Data records for software interfaces:
━━━

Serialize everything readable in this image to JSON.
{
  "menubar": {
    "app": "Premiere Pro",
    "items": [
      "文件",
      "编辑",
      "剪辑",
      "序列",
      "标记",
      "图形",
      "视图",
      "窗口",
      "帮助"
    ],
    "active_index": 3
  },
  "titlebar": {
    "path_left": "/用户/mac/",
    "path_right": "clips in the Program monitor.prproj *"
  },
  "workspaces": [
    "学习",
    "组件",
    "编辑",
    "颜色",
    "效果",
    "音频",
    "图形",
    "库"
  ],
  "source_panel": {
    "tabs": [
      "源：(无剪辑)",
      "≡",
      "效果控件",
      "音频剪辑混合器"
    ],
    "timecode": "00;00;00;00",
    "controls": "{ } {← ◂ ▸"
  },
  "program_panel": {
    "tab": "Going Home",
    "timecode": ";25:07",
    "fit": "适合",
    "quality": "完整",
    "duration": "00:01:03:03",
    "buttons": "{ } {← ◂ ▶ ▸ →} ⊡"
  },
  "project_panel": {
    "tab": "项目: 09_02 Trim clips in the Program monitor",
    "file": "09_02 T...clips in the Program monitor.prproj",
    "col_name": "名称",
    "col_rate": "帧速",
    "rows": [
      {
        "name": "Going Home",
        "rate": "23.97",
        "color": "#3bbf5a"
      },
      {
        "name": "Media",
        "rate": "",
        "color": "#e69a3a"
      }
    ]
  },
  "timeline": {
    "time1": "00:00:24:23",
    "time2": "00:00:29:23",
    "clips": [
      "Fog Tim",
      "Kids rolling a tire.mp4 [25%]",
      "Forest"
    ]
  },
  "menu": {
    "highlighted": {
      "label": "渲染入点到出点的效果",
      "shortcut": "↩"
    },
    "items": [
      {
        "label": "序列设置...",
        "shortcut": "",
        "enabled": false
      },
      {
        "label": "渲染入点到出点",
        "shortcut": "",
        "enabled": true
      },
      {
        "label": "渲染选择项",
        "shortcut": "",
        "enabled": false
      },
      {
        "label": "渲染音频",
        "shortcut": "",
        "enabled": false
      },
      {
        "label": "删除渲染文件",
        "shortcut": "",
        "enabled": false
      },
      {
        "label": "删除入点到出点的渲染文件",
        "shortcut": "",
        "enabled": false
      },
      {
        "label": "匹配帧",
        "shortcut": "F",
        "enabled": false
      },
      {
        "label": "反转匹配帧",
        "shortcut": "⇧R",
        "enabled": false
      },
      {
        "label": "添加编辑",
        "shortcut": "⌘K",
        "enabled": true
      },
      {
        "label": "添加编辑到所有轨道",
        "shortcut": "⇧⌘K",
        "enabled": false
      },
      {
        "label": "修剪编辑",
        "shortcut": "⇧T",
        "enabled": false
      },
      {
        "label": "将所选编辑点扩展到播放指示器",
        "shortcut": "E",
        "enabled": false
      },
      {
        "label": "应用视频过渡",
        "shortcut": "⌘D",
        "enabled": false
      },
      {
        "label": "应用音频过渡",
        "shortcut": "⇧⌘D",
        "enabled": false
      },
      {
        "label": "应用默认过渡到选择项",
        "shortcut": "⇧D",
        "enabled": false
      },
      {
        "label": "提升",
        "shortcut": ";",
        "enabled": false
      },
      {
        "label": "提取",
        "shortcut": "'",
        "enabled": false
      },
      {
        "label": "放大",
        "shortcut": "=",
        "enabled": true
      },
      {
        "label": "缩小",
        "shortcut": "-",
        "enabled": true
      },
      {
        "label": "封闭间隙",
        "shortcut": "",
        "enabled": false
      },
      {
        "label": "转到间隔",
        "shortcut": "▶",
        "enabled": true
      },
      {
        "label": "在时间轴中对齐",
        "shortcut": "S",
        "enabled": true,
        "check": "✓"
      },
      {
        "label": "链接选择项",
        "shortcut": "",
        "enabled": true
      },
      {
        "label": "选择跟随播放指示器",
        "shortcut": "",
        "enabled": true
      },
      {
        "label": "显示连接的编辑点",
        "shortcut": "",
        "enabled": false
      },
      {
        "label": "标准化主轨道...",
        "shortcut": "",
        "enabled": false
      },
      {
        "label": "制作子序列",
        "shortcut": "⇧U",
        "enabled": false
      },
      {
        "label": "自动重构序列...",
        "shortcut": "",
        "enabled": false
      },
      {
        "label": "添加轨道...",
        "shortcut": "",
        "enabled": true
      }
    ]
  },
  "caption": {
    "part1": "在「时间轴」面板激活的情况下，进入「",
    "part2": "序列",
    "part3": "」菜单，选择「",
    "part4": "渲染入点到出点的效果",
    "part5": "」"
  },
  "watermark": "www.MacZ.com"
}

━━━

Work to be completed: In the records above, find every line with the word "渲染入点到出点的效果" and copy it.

Exercise output:
      "label": "渲染入点到出点的效果",
    "part4": "渲染入点到出点的效果",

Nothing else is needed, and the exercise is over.